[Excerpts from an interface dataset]
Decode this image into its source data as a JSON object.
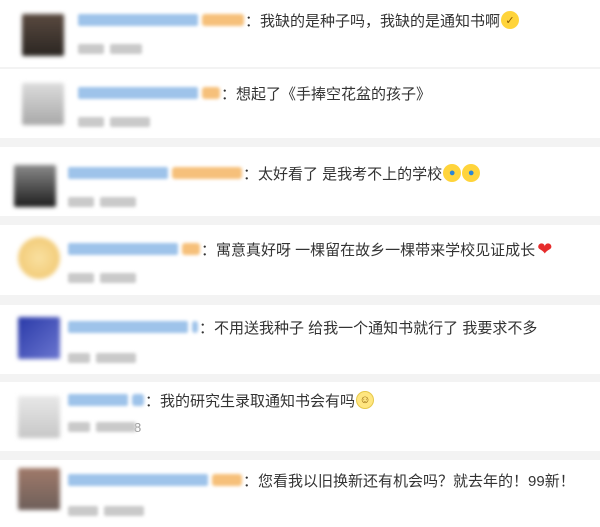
{
  "comments": [
    {
      "text": "我缺的是种子吗，我缺的是通知书啊",
      "emoji": "😂",
      "meta_num": ""
    },
    {
      "text": "想起了《手捧空花盆的孩子》",
      "emoji": "",
      "meta_num": ""
    },
    {
      "text": "太好看了 是我考不上的学校",
      "emoji": "😭😭",
      "meta_num": ""
    },
    {
      "text": "寓意真好呀 一棵留在故乡一棵带来学校见证成长",
      "emoji": "❤",
      "meta_num": ""
    },
    {
      "text": "不用送我种子 给我一个通知书就行了  我要求不多",
      "emoji": "",
      "meta_num": ""
    },
    {
      "text": "我的研究生录取通知书会有吗",
      "emoji": "😉",
      "meta_num": "8"
    },
    {
      "text": "您看我以旧换新还有机会吗？就去年的！99新！",
      "emoji": "",
      "meta_num": ""
    }
  ],
  "separator": "：",
  "colors": {
    "background": "#f3f3f3",
    "card": "#ffffff",
    "username_blur": "#9ec3ea",
    "text": "#333333",
    "meta": "#999999"
  }
}
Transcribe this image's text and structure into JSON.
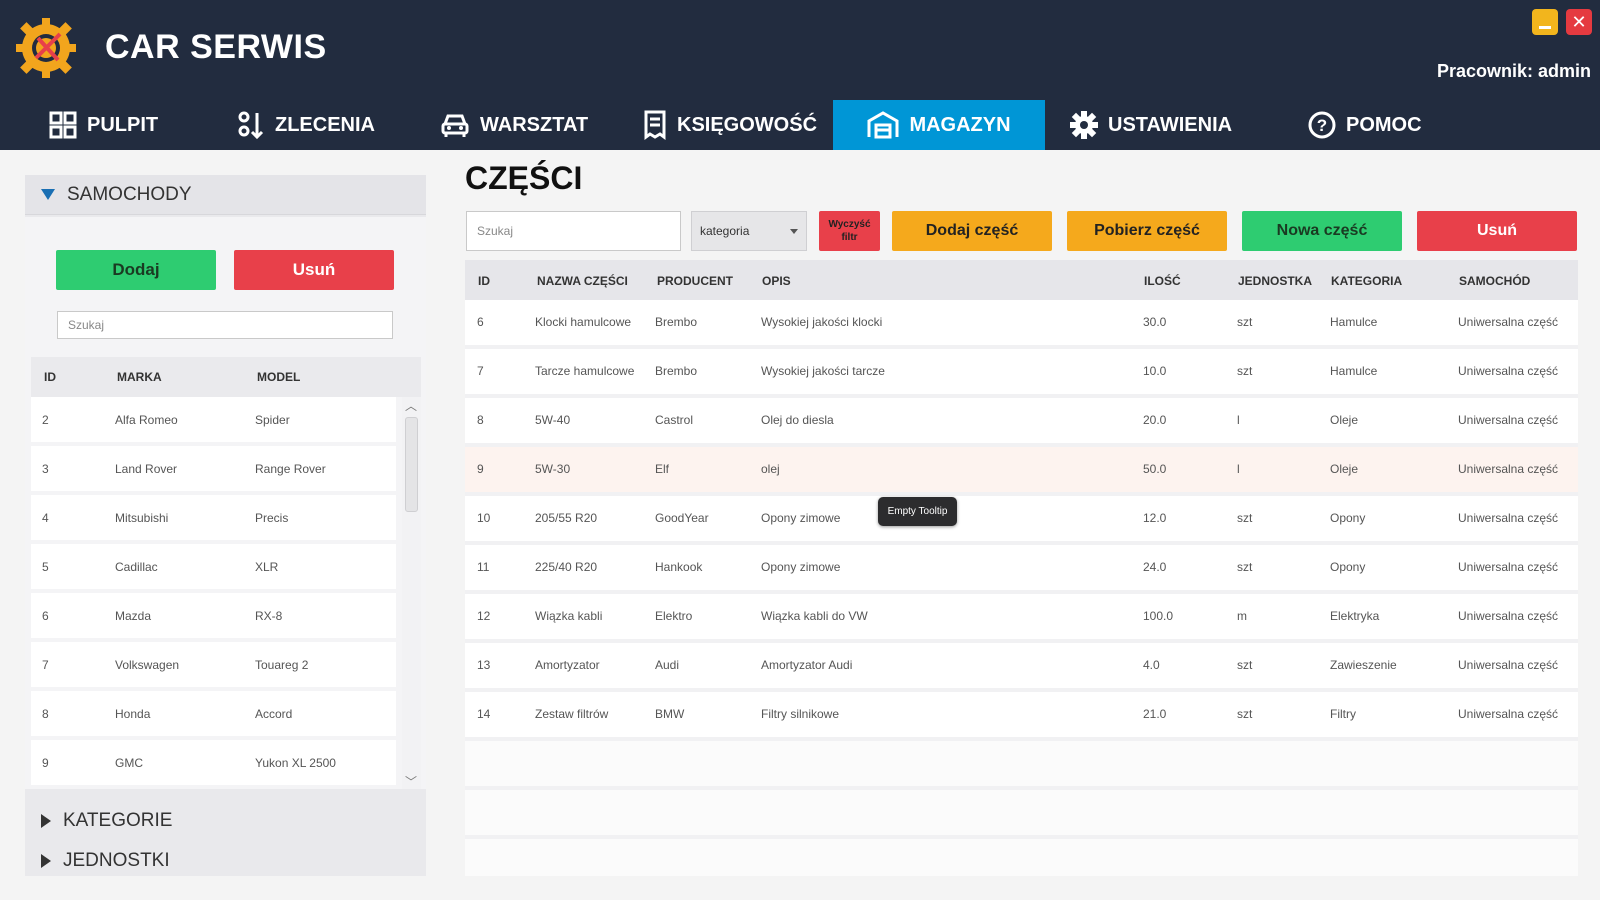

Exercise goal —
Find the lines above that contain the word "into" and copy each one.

Reply to the exercise —
Decode this image into its source data as a JSON object.
Transcribe this image's text and structure into JSON.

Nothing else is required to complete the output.